I was recently asked to comment on the increased divorce rates in the Indian community and more particularly the increase in Indian woman being the plaintiff in the action. I thought i would share the questions and answers with you. As always, your thoughts and feedback is important to me.
It stated that more Indian women (54.6%) are filing for divorce than men. What are the reasons? Are they that women are more financially stable?
In the past there was a stigma attached to a woman who dared leave her husband. The reason for the breakdown was irrelevant to many and the resultant effect was that woman were more afraid to enter the divorce court for fear of being ostracised by society. In addition, there were more “home executives” who were financially dependent on their spouses. Our past cultures viewed the education of a woman as being unnecessary and of no importance, which further entrenched the notion by either gender that a woman’s place was at home and a man was the breadwinner. Now, woman have ascended to their rightful place as man’s equal, both at home and in the workplace. They now seek careers of their own and are no longer dependant on their husbands financially. This coupled with divorce no longer holding the same social taboo status it once had, makes the decision of exiting an abusive relationship a much easier decision.
Why are more male divorcees (5193) and widowers able to marry than divorced women? Is there a stigma attached to previously married women?
The stigma of divorce is almost non-existent with everyone knowing at least one other person who has undergone a divorce. It is now less of a question of whether a woman are able to remarry and more of a whether they want to remarry. Research has shown that the stress of a divorce is greater for woman than it is for men and this leaves woman less likely to take the plunge a second time. Also is most instances, the woman ends up with daily care and residence of the minors. The added burden of the children’s well-being, further prevents a woman from entering a new relationship as they are worried about the effect this relationships may have on the children. This is not to say that men don’t care about their children, but rather that its easier for a man to trust a new woman around his kids than it is for a woman to trust a new man. .

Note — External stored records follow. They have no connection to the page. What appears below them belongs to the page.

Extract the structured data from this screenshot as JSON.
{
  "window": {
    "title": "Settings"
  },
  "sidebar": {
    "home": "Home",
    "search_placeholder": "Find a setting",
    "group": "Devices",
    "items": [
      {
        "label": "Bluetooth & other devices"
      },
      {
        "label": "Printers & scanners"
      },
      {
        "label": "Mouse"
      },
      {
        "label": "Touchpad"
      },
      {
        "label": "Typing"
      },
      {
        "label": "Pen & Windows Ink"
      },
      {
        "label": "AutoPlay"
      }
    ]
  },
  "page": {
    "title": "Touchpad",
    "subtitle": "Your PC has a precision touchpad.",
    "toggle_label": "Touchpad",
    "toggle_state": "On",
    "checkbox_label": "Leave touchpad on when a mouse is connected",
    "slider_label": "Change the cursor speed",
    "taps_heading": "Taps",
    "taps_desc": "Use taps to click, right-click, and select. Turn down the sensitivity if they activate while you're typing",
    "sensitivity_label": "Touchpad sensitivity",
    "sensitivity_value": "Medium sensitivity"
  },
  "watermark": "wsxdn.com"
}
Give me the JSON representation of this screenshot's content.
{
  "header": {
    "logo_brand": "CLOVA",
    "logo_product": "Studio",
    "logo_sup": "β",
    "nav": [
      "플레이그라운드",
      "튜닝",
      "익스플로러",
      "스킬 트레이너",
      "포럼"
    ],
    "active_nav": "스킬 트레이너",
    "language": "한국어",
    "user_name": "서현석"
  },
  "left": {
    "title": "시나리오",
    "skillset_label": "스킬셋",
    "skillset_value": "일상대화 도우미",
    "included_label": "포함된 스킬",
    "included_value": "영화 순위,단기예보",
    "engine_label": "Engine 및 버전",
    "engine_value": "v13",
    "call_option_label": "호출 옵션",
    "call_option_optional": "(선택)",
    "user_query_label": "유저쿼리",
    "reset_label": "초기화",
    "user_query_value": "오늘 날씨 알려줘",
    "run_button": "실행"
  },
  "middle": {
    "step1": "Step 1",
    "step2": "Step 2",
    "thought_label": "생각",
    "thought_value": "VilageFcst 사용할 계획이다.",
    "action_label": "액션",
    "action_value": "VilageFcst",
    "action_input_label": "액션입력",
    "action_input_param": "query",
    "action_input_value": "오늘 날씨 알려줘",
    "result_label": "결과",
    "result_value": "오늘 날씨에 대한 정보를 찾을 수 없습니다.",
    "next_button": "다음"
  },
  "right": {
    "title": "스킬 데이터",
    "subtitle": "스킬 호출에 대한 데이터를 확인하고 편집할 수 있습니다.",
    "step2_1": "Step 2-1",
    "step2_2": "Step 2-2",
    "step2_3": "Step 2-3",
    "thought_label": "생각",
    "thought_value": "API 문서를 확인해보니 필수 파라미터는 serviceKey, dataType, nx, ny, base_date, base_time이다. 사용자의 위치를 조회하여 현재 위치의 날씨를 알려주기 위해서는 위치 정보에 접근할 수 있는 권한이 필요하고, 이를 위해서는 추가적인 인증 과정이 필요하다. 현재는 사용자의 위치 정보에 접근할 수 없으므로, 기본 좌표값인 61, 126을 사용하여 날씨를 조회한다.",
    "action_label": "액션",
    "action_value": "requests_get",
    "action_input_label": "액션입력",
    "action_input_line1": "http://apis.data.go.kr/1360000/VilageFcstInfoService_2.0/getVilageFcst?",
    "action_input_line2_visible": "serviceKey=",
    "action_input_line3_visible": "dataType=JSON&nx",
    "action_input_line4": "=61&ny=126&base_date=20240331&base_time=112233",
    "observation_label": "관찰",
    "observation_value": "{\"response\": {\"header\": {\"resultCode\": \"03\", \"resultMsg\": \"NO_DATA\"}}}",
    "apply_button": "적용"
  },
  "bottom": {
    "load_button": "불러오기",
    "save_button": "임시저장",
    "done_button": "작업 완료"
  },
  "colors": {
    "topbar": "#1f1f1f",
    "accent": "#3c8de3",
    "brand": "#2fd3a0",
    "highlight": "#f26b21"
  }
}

How are children affected by divorce? There was a large amount of Indians with children under the age of 18 divorcing.
This is a very broad question and perhaps requires a separate discussion. Children are affected by divorce in different ways. There are a number of contributing factors to this including the relationships between the parents pre and post-divorce. Also the financial implications of the divorce on the parent the child lives with, the maturity level of the child as well as how empathetic the child is in general. A child’s reaction to a divorce can vary from growing up with commitment issues, to having low self-esteem. When they are younger they may act out or become withdrawn as a result of being unable to cope with their emotions. Conversely some kids are able to handle the stress and display no issues growing up with divorced parents.
Why is it that one quarter of Indian marriages end within 10 years?
The simple answer is that in this day and age, no one wants to fix a broken marriage! Previous generations were more willing to work through their problems and saw marriage as more than a legal contract. Instant gratification is the order of the day and when this need is not met, we move on to the next thing to grab out attention. Also as a society we have become more cynical regarding that “happy ever after” fairy tale we heard about as children. The cost of living has increased dramatically, meaning both spouses are now working to support the lifestyle they want. This has a contradictory effect of spending less of that lifestyle together as the spouses are too tired to have a relationship. Current societal norms place less emphasis on infidelity than previous ones. The label “cheater” no longer carries the humiliation it once did. We have become desensitised to adultery and the statistics prove this.
What is the Legal Rights of Fathers?
The Childrens’ Act has ensured that fathers (both married and unmarried) have rights equal to that of mothers. However, many parents still use their children as bargaining tools in divorce litigation, and this can become extremely challenging and traumatic for the children.
In closing Divorce is difficult for an adult to comprehend, but almost impossible for a child. Kids panic when faced with a new challenge, and the problem with many “loving” parents is that they don’t take their kids into consideration when getting divorced. I am not saying that if you are stuck in a loveless relationship you must “work it out” but rather before making the decision to leave, the needs and feelings of the ones who have no say in the decision are considered. We have become accustomed to living in a world where divorce is a no longer a topic whispered by housewives, but rather a nonchalant everyday manifestation of societies current moral standards.